job losses

  • One and a half thousand jobs are to go at AIB over the next three years.

    It's after the bank published its profits for last year, which are down by 60 per cent - mainly because of the tracker mortgage scandal.

    AIB CEO Colin Hunt insists they've no intention of closing branches, but says the job cuts are necessary....

  • GSK is to close its manufacturing plant in Sligo by 2021,with the loss of 165 positions.

    Staff have been informed that the skincare manufacturing plant in Sligo is to be phased out over the next three years, and will close by the end of 2021.

    Just over two years ago, the company created 50 jobs at the Sligo plant, but says demand for products made at this facility has not grown in line with previous expectations, due to the highly-competitive market.

    GSK has been in Sligo for the past 43 years, and its plant is a dedicated supply site for the company's Stiefel skincare products.

    In a statement to Midwest News, GSK said a number of alternatives for the Sligo plant had been evaluated but, none of them were considered feasible without significant further investment.

    The statement says the company's immediate priority is to support their employees through this difficult period.

    GSK's other operations in Ireland (manufacturing sites in Cork and Dungarvan, and commercial operations in Dublin) are not affected by this proposal.



  • Bank of Ireland is to cut 1,400 jobs in the coming years.

    The bank says it has launched a voluntary redundancy programme across the group this morning.

    It says in the medium term, it expects to reduce its staff numbers from 10,400 to less than 9,000.

    It's not yet known how the job losses will impact on this region.

    The Bank of Ireland lost 669 million before tax in the first half of this year, partly due to Covid.

  • A new report estimates that over 10,000 jobs in the drinks and hospitality industry in the West of Ireland could be lost by the end of this year- without additional supports from Government.

    The report by DCU Business School economist Anthony Foley shows 10,600 jobs in the accommodation and food service - including pubs, hotels and restaurants - could be lost across Mayo, Galway and Roscommon, with the 15-24 year age group particularly exposed.

    The report shows hotels are currently operating at about 25% capacity, pubs serving food are at about 50% and restaurants at about 60% capacity.

    With these figures unlikely to improve over the winter period and the tourism industry almost non-existent, the Drinks Industry Group of Ireland says the ongoing restrictions on restaurants and pubs serving food will have grave material consequences for thousands of livelihoods and hundreds of businesses.

    In the West of Ireland, accommodation and food service jobs make up 7.5% of all employment.
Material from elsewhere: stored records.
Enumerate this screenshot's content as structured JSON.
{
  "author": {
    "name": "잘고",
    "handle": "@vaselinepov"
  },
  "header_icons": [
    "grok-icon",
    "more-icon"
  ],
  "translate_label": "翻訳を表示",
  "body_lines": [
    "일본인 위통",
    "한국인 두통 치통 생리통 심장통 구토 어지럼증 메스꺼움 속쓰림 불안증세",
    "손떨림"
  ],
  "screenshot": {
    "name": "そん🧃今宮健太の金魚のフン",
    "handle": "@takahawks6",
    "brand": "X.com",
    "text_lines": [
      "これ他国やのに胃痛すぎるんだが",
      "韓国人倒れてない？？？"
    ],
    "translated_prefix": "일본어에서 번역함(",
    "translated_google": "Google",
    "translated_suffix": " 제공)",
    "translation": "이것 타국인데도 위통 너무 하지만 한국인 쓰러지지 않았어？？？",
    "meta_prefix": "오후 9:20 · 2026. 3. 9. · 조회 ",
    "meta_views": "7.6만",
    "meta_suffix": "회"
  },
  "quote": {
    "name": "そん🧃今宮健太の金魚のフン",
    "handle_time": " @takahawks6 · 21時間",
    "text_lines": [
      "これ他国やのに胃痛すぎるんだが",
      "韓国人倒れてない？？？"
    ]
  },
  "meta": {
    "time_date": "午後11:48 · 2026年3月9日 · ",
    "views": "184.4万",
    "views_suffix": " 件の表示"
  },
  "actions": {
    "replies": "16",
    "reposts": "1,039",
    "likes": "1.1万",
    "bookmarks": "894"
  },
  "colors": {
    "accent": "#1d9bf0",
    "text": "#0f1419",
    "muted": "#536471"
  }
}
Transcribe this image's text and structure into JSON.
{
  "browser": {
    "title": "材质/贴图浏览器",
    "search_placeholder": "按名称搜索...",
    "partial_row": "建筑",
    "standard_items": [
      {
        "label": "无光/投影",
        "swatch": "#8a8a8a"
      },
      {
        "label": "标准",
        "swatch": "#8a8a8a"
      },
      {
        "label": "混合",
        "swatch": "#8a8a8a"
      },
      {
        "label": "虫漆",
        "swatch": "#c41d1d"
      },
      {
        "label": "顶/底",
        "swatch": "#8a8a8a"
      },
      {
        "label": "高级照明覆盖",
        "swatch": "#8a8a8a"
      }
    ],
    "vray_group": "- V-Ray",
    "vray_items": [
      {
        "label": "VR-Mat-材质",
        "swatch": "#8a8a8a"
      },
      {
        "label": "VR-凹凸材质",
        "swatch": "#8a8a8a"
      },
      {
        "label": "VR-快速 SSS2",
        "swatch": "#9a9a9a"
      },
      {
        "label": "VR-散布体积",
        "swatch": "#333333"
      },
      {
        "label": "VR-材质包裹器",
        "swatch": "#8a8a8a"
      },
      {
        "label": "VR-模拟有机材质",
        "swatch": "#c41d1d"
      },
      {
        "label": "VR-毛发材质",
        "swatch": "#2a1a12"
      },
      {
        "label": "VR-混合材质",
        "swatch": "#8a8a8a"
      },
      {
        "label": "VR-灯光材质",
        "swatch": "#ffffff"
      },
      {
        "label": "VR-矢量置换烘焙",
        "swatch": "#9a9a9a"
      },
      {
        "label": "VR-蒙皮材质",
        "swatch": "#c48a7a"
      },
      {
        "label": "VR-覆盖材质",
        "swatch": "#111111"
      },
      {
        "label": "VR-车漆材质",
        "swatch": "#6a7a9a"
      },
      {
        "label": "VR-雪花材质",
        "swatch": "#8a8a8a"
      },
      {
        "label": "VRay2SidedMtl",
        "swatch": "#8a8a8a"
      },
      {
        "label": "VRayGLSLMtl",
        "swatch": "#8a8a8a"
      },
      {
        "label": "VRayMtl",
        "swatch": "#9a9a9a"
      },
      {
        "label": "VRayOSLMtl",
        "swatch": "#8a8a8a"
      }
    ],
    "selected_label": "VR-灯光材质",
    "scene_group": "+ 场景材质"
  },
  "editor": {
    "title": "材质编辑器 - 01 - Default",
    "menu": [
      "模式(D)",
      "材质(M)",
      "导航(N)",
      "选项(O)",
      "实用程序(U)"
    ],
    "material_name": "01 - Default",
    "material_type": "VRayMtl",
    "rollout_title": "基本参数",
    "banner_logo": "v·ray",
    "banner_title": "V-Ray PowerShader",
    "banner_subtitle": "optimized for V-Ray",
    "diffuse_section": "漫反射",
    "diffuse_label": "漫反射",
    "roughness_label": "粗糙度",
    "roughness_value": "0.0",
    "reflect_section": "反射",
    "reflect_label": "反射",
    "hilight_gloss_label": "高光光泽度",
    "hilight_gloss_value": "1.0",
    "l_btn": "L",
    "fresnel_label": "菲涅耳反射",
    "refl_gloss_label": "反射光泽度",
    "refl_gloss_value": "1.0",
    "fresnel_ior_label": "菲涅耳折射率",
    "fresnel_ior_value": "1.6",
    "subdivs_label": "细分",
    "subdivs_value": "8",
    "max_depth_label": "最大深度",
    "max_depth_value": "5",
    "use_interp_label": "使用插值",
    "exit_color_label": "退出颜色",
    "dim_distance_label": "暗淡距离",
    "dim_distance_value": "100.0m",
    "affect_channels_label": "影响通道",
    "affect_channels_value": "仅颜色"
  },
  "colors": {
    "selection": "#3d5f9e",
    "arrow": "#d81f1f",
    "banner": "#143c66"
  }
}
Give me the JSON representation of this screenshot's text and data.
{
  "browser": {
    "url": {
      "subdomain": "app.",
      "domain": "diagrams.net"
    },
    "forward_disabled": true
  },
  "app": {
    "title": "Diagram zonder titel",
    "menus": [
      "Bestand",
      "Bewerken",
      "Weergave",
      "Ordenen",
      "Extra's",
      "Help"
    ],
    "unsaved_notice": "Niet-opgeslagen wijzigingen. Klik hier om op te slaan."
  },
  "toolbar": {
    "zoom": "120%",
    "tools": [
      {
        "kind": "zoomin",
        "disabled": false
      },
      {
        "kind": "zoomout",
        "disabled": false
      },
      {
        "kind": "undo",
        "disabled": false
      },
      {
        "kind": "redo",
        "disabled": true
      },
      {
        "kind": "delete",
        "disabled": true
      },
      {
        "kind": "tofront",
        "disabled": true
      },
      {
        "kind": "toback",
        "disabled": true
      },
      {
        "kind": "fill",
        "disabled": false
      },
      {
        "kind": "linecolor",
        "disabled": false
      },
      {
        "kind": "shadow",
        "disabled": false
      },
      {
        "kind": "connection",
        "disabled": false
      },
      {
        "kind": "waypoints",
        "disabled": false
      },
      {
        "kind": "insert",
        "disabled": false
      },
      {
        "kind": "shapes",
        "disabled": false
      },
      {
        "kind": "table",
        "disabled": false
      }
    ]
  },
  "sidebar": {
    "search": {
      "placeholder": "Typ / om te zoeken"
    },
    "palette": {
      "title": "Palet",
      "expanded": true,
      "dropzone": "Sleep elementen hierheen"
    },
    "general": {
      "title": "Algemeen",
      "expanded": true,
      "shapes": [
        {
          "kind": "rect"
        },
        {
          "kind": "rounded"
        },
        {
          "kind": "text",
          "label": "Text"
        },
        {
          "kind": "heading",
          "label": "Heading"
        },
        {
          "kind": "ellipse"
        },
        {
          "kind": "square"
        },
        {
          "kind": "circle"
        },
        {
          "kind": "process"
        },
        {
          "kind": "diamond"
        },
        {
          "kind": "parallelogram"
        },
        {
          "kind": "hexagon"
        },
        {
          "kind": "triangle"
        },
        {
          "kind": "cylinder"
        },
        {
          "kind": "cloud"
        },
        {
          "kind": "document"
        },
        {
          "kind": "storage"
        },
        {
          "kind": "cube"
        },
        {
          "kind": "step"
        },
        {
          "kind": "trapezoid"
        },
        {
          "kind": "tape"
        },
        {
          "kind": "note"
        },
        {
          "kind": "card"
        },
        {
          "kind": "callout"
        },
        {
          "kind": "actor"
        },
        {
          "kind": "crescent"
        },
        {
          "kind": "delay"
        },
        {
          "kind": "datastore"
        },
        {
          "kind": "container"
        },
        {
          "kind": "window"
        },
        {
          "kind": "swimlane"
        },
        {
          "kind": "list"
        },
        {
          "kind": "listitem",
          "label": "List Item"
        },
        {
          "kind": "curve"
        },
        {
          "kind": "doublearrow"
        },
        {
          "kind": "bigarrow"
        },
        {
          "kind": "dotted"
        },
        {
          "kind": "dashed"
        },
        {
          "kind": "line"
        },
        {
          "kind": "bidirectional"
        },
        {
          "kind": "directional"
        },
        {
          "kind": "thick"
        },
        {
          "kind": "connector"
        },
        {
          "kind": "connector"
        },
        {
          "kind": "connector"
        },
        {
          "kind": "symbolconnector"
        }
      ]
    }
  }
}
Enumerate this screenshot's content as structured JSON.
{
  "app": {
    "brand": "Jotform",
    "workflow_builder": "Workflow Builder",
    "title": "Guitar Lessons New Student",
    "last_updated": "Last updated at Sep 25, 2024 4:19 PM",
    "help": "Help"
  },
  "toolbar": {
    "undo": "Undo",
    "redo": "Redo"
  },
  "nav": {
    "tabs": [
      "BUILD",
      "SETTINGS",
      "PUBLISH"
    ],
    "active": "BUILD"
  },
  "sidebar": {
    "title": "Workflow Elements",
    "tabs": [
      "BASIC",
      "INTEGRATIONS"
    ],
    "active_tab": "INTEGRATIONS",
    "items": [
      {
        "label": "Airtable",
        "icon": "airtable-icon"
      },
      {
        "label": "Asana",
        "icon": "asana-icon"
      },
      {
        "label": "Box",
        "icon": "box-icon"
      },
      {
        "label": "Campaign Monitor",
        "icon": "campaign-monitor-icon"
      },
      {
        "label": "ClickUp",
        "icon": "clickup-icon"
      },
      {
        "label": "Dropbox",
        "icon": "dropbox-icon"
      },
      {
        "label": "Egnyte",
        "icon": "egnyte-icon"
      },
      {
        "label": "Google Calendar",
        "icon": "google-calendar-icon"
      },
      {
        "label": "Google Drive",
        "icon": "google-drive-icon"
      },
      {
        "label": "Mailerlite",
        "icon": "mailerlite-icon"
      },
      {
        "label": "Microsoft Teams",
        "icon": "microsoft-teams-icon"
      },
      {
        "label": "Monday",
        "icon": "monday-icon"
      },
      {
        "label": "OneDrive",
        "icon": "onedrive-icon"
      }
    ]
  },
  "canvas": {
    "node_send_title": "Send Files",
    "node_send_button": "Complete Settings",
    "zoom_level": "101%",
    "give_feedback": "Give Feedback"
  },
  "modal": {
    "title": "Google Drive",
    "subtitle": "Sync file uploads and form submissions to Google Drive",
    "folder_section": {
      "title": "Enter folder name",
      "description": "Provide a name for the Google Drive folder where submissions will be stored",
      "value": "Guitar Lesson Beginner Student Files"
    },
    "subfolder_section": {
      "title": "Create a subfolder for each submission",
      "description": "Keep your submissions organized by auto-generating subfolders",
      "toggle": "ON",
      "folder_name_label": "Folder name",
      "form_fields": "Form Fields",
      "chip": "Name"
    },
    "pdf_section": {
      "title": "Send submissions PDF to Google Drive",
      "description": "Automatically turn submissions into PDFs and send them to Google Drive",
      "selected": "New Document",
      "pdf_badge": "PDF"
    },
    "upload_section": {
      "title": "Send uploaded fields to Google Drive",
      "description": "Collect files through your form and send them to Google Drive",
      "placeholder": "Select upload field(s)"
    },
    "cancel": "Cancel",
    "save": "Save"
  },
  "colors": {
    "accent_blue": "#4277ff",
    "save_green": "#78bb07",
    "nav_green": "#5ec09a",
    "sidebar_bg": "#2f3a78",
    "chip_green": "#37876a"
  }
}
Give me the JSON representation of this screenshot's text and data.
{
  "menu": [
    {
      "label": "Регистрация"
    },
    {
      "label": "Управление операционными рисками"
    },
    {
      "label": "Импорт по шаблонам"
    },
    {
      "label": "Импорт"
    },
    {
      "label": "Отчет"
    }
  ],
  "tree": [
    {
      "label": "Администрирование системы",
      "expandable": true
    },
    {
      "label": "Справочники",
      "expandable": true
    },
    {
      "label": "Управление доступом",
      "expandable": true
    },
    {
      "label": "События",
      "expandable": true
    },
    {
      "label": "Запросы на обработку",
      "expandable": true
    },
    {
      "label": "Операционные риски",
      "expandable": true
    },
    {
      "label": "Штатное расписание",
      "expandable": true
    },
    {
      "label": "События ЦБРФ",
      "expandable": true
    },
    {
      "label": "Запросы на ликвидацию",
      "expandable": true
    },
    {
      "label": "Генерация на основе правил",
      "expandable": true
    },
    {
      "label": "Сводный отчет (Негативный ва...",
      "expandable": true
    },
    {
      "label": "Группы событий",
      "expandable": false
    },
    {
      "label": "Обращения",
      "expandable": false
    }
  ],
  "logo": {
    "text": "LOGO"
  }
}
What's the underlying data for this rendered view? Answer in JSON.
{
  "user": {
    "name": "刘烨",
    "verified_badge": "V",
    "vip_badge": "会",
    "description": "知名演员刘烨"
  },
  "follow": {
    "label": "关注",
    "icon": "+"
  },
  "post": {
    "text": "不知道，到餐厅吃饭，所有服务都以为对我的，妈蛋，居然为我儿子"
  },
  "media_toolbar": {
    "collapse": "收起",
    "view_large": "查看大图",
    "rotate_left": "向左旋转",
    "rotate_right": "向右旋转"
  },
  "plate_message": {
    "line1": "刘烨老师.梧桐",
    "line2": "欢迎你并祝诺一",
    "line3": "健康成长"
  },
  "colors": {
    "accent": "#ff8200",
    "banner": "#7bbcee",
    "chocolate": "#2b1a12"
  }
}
    The Drinks Industry Group is calling on Government to deliver a package of support measures - including a 15% reduction in excise tax on drinks - to support the industry and minimise the risk of job losses.